A human voice can shatter a glass. The human threshold for pain comes at about 120 decibels. Highly trained opera singers can sustain notes above 100 decibels. But no matter how loud the sound, if the pitch doesn't match the resonant frequency of the glass, the glass will reflect most of the energy and won't break.
- Mariah Carey. With her 5-octave vocal range and her ability to reach notes in the 7th octave vocal range as well just go back, it should come as no surprise that Mariah is the top. ...
- Christina Aguilera. ...
- Hayley Williams (Paramore) ...
- Celine Dion. ...
Opera has long been condoned as one of the most difficult styles of singing to master, often because of the large levels of volume that your body has to produce in order to sing over the orchestra since it joins theatrics and classical singing together.

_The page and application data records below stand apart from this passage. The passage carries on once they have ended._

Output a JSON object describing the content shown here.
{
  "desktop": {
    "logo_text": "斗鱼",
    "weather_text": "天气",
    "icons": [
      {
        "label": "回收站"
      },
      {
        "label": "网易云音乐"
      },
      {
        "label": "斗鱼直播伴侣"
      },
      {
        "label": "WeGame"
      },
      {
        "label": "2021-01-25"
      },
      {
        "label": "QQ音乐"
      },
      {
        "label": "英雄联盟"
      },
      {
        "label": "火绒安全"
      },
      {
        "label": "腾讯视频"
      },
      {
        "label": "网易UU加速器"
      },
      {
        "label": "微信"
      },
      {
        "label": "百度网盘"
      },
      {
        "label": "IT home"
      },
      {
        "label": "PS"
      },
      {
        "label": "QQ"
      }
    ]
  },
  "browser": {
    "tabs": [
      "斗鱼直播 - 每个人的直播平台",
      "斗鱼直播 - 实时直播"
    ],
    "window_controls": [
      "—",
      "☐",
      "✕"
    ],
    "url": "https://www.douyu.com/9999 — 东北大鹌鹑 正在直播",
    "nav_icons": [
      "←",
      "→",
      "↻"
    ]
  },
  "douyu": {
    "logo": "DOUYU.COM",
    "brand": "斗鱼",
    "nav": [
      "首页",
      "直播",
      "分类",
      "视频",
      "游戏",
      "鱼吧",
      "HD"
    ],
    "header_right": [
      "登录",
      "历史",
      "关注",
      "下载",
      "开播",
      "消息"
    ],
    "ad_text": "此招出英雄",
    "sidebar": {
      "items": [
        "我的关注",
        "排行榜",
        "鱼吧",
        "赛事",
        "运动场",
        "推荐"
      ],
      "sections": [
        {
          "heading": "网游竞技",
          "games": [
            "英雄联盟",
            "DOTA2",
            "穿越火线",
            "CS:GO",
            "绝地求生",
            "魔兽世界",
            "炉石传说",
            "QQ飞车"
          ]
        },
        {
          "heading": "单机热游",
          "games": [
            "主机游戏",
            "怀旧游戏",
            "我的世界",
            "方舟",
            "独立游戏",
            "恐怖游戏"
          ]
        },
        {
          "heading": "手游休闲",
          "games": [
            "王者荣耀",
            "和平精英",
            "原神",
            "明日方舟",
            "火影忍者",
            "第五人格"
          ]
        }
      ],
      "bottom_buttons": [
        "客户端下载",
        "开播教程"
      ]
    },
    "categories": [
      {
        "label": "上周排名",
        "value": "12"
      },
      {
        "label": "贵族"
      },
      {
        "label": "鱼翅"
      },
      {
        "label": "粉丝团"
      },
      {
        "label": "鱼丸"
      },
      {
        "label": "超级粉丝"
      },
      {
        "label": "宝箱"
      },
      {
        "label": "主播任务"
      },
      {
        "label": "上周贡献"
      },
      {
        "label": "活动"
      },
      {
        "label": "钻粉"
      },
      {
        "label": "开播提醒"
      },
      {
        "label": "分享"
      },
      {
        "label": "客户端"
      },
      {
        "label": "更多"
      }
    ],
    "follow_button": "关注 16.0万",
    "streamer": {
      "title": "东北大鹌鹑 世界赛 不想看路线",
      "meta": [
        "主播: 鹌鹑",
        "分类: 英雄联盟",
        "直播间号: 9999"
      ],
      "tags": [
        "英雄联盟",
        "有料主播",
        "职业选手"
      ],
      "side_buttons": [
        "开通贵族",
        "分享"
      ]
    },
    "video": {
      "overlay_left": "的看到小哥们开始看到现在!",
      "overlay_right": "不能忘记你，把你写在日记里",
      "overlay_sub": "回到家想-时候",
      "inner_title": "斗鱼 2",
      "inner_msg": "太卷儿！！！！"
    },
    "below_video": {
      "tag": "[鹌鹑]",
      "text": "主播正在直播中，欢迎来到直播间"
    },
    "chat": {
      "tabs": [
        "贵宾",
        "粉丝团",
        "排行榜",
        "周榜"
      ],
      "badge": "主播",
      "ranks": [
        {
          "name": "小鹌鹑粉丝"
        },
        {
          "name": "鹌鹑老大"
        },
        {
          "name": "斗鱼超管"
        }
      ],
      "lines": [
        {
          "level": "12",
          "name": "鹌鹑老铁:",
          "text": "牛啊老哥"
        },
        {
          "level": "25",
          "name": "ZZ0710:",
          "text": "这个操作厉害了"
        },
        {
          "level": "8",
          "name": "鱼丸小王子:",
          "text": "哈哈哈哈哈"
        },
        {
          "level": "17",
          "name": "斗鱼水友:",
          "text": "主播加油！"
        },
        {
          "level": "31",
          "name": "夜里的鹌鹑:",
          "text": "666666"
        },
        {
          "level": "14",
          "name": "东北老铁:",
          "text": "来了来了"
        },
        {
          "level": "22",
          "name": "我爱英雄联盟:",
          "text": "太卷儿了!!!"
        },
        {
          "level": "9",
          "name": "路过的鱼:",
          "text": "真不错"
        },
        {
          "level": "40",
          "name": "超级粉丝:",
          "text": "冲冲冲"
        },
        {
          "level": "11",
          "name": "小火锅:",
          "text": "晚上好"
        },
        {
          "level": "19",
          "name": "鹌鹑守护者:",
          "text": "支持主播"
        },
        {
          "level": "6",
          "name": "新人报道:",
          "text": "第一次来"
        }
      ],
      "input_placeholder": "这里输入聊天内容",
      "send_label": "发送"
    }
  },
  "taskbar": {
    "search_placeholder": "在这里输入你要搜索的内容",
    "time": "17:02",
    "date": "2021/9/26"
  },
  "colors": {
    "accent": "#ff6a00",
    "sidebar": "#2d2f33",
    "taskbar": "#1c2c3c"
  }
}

Glass-shattering waves carry more energy. They're shorter and "choppier"; thus more of them pass through per second, at roughly 556 hertz [source: San Diego Opera]. To shatter glass, the note's frequency must be the same as that of the glass. That's one condition.
The loudest operatic voice today belongs to Nina Stemme, another Swede, but formidable as she is I don't feel that Nina delivers the paralysing shock to the senses that Flagstad or Nilsson so sleekly emitted at a time when nothing in the world beat their 100 decibels.
Breaking glass with an amplified voice has been demonstrated many times. ... In 2005, the Discovery Channel television show MythBusters proved that a voice alone could break glass. Rock singer Jamie Vendera shattered a wine glass with a 105-decibel wail. By comparison, normal speech is usually around 50 decibels.
Ella Fitzgerald, whose sweet, silvery voice and endlessly inventive vocal improvisations made her the most celebrated jazz singer of her generation, died yesterday at home in Beverly Hills, Calif. She was 79. She had been suffering from diabetes and its eyesight and circulatory system complications for many years.
Holding the glass firmly, make a sharp upward and outward motion with both hands. The glass should snap cleanly and easily along the score. Straight score lines can also be broken on the edge of your work table. But this method should be used only for larger pieces.
The important parts of the human body vibration frequency are generally located in about 3 Hz–17 Hz. According to the International Standard ISO 2631 in the vertical vibration of the human body, the sensitive range is located in 6 Hz–8 Hz.
Overview. Free vibrations of an elastic body are called natural vibrations and occur at a frequency called the natural frequency. ... If the forced frequency is equal to the natural frequency, the vibrations' amplitude increases manyfold. This phenomenon is known as resonance.
The vibrating column of air set up by one tuning fork will cause the other tuning fork to vibrate weakly. ... If the resonant frequency of the singer's voice is loud and steady enough, it could cause the glass to break once the vibrations of the glass build up past its elasticity limit, causing it to fail.
Compared to other genres of music, opera singers use more resonance when they sing in order to fill an entire hall with their sound. They don't use microphones so their bodies become their amplifiers through an acquired vocal technique.
Different styles - different set-ups
Clearly, opera singers do not sound like pop singers. They're using their voices differently, setting up the 'mechanism' in a way that sounds authentic for the type of music they're singing. ... But too often singers and singing teachers tend to get stuck in one style only.
The highest note on record is a G10 sung by Georgia Brown, a Brazilian dance/electric singer.
Singers with a wide vocal range
Other big names with a 5-octave range are Shanice, Prince and Kyo, plus jazz singer Rachelle Ferrell.
She is a mezzo soprano. Maybe a deep one, but not contralto. And her vocal range spans from C3 (studio) to F5 live in head voice.